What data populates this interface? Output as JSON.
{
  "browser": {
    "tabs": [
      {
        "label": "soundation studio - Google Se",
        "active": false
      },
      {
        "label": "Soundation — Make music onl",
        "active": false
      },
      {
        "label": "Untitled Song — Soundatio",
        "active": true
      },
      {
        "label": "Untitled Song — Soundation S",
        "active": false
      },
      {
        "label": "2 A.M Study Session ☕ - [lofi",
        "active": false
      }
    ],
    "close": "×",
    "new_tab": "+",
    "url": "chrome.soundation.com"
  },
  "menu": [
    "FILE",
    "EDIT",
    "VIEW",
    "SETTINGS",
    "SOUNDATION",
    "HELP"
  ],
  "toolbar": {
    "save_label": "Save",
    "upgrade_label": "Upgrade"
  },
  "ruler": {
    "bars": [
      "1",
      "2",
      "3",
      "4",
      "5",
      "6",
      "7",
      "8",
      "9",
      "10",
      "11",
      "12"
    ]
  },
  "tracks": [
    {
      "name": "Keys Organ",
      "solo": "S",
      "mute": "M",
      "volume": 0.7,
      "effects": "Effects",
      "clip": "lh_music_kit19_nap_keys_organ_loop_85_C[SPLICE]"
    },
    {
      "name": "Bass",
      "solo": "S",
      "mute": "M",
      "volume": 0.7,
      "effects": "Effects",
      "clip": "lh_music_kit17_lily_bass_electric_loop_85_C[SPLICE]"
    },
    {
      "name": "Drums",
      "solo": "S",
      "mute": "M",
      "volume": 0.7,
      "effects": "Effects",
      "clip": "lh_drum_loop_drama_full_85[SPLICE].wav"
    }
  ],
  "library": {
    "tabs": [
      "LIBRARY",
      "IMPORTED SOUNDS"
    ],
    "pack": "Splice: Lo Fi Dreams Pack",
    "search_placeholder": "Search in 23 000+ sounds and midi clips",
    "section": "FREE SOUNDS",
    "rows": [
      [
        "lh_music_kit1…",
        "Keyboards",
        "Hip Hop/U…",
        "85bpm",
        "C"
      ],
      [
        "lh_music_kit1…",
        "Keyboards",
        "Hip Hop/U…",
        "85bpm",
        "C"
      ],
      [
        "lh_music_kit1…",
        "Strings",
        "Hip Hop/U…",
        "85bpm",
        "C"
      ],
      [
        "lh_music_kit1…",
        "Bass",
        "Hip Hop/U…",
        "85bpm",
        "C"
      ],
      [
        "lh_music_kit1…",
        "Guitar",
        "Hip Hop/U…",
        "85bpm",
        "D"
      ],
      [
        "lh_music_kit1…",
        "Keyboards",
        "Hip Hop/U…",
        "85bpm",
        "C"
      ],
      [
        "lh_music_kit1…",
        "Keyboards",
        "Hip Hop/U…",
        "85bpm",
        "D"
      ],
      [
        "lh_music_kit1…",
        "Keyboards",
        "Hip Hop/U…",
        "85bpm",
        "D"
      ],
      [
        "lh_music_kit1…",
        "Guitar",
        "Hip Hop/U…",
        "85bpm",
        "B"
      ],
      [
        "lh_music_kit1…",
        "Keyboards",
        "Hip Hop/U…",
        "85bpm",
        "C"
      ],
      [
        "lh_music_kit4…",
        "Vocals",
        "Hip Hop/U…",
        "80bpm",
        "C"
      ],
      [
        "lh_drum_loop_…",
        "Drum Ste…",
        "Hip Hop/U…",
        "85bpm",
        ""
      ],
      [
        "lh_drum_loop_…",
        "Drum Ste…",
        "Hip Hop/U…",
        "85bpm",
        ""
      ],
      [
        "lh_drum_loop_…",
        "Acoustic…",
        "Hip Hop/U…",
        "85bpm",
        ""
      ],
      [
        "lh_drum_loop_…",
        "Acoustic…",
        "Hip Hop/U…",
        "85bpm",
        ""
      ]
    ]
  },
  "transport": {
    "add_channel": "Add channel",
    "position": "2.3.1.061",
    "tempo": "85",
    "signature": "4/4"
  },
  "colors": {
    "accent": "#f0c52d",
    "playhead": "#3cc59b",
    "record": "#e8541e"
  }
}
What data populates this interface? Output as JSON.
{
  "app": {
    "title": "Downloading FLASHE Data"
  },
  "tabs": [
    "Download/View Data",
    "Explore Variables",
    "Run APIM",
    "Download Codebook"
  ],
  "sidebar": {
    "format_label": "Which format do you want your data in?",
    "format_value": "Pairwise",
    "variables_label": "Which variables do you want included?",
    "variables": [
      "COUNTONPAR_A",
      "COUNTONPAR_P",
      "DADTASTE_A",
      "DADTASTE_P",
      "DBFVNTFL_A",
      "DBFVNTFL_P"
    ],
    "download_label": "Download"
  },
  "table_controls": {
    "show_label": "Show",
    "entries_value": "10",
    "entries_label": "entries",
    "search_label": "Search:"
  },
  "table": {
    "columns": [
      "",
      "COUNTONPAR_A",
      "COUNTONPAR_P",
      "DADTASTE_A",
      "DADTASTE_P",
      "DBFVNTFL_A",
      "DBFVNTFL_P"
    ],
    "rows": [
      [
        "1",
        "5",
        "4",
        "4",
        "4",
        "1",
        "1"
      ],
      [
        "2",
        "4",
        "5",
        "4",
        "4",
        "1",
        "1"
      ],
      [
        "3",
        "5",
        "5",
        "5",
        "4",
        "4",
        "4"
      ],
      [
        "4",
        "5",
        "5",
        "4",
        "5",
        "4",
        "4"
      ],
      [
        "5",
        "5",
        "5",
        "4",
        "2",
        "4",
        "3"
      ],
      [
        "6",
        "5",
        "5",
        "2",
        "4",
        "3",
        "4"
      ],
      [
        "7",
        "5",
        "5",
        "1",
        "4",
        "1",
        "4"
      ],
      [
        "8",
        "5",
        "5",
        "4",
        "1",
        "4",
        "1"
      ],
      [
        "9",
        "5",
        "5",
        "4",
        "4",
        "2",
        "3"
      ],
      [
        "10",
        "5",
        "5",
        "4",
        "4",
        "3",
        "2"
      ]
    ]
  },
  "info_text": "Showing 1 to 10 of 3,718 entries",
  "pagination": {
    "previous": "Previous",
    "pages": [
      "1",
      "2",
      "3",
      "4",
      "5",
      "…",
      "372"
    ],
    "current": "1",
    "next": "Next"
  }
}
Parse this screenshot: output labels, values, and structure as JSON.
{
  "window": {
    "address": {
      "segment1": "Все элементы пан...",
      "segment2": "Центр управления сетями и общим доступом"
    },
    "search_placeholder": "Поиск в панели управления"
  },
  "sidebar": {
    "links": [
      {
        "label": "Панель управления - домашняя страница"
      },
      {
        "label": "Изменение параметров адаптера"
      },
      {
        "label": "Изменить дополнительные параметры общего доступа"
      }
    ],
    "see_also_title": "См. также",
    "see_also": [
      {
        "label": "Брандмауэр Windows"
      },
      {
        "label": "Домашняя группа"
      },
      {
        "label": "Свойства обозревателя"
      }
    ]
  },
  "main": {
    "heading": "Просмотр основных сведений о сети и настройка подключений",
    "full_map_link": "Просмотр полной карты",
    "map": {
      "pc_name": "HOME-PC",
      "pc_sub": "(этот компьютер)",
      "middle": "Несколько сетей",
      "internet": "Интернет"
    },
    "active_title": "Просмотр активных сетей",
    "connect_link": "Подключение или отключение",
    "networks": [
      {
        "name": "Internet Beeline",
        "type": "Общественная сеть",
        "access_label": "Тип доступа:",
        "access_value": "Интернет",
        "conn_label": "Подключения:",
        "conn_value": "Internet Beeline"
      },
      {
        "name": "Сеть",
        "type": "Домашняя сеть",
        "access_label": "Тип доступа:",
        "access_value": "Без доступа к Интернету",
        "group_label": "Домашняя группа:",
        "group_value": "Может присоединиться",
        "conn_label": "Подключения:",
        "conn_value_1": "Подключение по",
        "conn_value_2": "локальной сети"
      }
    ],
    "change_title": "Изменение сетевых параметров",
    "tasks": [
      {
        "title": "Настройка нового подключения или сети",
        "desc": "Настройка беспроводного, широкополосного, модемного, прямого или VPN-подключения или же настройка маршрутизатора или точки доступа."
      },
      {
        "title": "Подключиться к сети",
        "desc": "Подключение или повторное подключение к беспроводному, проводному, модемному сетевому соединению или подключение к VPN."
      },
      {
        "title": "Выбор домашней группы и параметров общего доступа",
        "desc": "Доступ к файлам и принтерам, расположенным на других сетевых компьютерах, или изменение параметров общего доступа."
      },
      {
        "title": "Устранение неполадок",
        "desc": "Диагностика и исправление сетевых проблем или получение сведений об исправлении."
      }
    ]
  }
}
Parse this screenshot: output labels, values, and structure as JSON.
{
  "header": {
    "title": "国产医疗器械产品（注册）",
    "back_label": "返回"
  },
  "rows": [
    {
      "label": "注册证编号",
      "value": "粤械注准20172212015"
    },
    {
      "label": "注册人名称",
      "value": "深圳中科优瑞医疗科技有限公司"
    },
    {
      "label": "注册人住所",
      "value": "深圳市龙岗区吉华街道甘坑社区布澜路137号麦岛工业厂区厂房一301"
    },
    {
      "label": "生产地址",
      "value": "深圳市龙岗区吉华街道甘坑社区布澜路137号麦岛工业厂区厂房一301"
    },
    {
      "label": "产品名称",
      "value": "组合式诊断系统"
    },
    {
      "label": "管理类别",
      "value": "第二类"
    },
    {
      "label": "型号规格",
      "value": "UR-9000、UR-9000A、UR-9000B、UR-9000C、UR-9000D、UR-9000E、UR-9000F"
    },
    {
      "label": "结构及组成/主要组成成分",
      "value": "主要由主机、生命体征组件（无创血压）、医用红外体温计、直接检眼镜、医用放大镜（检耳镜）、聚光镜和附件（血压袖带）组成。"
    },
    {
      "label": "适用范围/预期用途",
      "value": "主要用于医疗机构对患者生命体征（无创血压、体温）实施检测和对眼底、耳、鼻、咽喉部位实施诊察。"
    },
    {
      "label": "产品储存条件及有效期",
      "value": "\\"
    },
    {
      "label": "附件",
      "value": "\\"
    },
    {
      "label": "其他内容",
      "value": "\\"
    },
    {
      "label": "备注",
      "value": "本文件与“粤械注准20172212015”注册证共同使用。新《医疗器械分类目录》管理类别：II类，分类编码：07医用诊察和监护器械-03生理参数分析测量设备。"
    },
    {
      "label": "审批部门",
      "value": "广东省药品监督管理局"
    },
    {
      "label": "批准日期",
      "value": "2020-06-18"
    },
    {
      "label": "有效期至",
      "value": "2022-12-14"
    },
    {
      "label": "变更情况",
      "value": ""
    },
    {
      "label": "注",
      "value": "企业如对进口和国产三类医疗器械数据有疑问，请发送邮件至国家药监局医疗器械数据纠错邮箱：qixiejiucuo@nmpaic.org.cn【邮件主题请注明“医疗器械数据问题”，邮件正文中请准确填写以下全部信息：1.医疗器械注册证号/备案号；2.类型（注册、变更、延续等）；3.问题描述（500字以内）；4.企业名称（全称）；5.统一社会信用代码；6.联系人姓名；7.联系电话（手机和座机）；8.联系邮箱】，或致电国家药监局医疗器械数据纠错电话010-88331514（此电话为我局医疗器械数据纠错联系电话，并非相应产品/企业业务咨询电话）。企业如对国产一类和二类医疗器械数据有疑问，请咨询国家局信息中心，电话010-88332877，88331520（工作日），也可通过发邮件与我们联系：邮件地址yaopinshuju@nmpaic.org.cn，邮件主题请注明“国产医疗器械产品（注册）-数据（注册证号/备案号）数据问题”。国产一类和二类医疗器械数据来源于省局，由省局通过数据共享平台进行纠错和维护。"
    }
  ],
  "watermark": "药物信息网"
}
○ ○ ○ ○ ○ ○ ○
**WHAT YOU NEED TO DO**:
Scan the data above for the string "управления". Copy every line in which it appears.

**TASK RESULT**:
      "segment2": "Центр управления сетями и общим доступом"
    "search_placeholder": "Поиск в панели управления"
        "label": "Панель управления - домашняя страница"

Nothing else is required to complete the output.